Otherwise, now that the negatives are pretty well out of the way, congratulations to everybody concerned. All of the soloists are very good indeed and committed; the choirs are most convincing with both the male-chorus parts of Waldemar's men and later with the grand finale; and the orchestra (neither of the two component orchestras being all that famous to boot!) does superbly with the exception of those few minor weaknesses mentioned above. For me, Eva-Maria Bundschuh is a special standout as the soprano playing the part of the ill-fated heroine Tove - what a voice (she actually beats both Karita Mattila and Melanie Diener)! All of these are conducted most superbly by a conductor who goes even further than the late Giuseppe Sinopoli in attaining the full ripeness, ardency, and tenderness this score evokes - everything that's lacking with Seiji Ozawa's mundane reading, my previous standard, is here! Herbert Kegel's empathy with this score, giving it the true spaciousness (without however lacking a true sense of drive nonetheless) required (especially in the love-music of Part I; also, note the 2 or 3 Luftpausen in the same part, how he handles them - an object lesson on how to have such music breathe!!!) in itself deserves the full 5 stars! [Not to mention the fabulous acoustic afforded by Dresden's Lukaskirche (Church of St.Luke) - appropriately spacious for such a superwork!]

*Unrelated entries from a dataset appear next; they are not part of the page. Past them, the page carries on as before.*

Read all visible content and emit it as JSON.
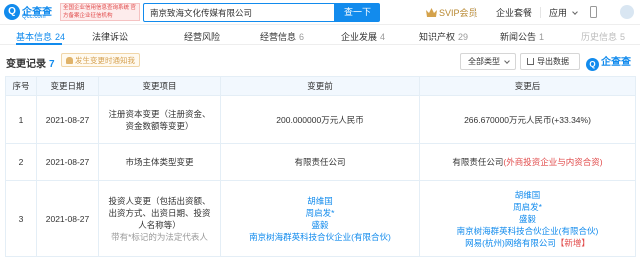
{
  "topbar": {
    "logo_badge": "Q",
    "logo_name": "企查查",
    "logo_domain": "Qcc.com",
    "reg_note": "全国企业信用信息查询系统 官方备案企业征信机构",
    "search_value": "南京致海文化传媒有限公司",
    "search_button": "查一下",
    "svip_label": "SVIP会员",
    "enterprise_label": "企业套餐",
    "apps_label": "应用"
  },
  "tabs": [
    {
      "label": "基本信息",
      "count": "24"
    },
    {
      "label": "法律诉讼",
      "count": ""
    },
    {
      "label": "经营风险",
      "count": ""
    },
    {
      "label": "经营信息",
      "count": "6"
    },
    {
      "label": "企业发展",
      "count": "4"
    },
    {
      "label": "知识产权",
      "count": "29"
    },
    {
      "label": "新闻公告",
      "count": "1"
    },
    {
      "label": "历史信息",
      "count": "5"
    }
  ],
  "section": {
    "title": "变更记录",
    "count": "7",
    "notify_label": "发生变更时通知我",
    "type_select": "全部类型",
    "export_label": "导出数据",
    "watermark": "企查查",
    "watermark_badge": "Q"
  },
  "table": {
    "headers": [
      "序号",
      "变更日期",
      "变更项目",
      "变更前",
      "变更后"
    ],
    "rows": [
      {
        "index": "1",
        "date": "2021-08-27",
        "item": "注册资本变更（注册资金、资金数额等变更）",
        "before": "200.000000万元人民币",
        "after": "266.670000万元人民币(+33.34%)"
      },
      {
        "index": "2",
        "date": "2021-08-27",
        "item": "市场主体类型变更",
        "before": "有限责任公司",
        "after_prefix": "有限责任公司",
        "after_highlight": "(外商投资企业与内资合资)"
      },
      {
        "index": "3",
        "date": "2021-08-27",
        "item": "投资人变更（包括出资额、出资方式、出资日期、投资人名称等）",
        "item_note": "带有*标记的为法定代表人",
        "before_list": [
          "胡维国",
          "周启发*",
          "盛毅",
          "南京树海群英科技合伙企业(有限合伙)"
        ],
        "after_list": [
          "胡维国",
          "周启发*",
          "盛毅",
          "南京树海群英科技合伙企业(有限合伙)"
        ],
        "after_last": "网易(杭州)网络有限公司",
        "after_last_tag": "【新增】"
      }
    ]
  },
  "colors": {
    "brand": "#128bed",
    "change_highlight": "#e14a4a",
    "svip_gold": "#b7872f"
  }
}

All in all: yes, Ozawa's recording, issued at bargain price and with the coupling of both of Schoenberg's Chamber Symphonies, can appear attractive; however, that entails false economy given the pedestrian nature of his performance. [Those who want a bargain-set including other works would do better to look at Boulez or Chailly (especially the latter given his stellar singers like Siegfried Jerusalem, Susan Dunn and - especially - Brigitte Fassbaender (so far the best Wood-Dove I've ever heard!!).] Overall, while one can pick upon one or more singers (or other things!) in pretty well ANY of the sets currently available, one also needs to consider the net-result being worse than, equal to or better than the sum of its parts. On this most critical of tests, this recording is as good as any out there. Yes, get the libretto translation via the Internet or elsewhere (a couple are readily available out there!) and then go for the Kegel recording hereby reviewed without hesitation. Warmly recommended!!"
Don't be afraid of Schoenberg!
Hugh H Bryan | Philadelphia, PA | 03/14/2000
(4 out of 5 stars)

"This is a fabulous, late romantic work that all classical music lovers will enjoy. Schoenberg wrote this over a period of years, beginning before his transition to atonal music. Gurre-Lieder dabbles in dissonances, but is, for the most part a massive dramatic work that's easy to listen to and enjoy. This recording has great balance of the ensemble allowing the listener to clearly hear everything they should. The insert includes the text of the songs, which unfortunately are only in German. This piece is more entertaining if you understand the words that are being sung, so this is unfortunate."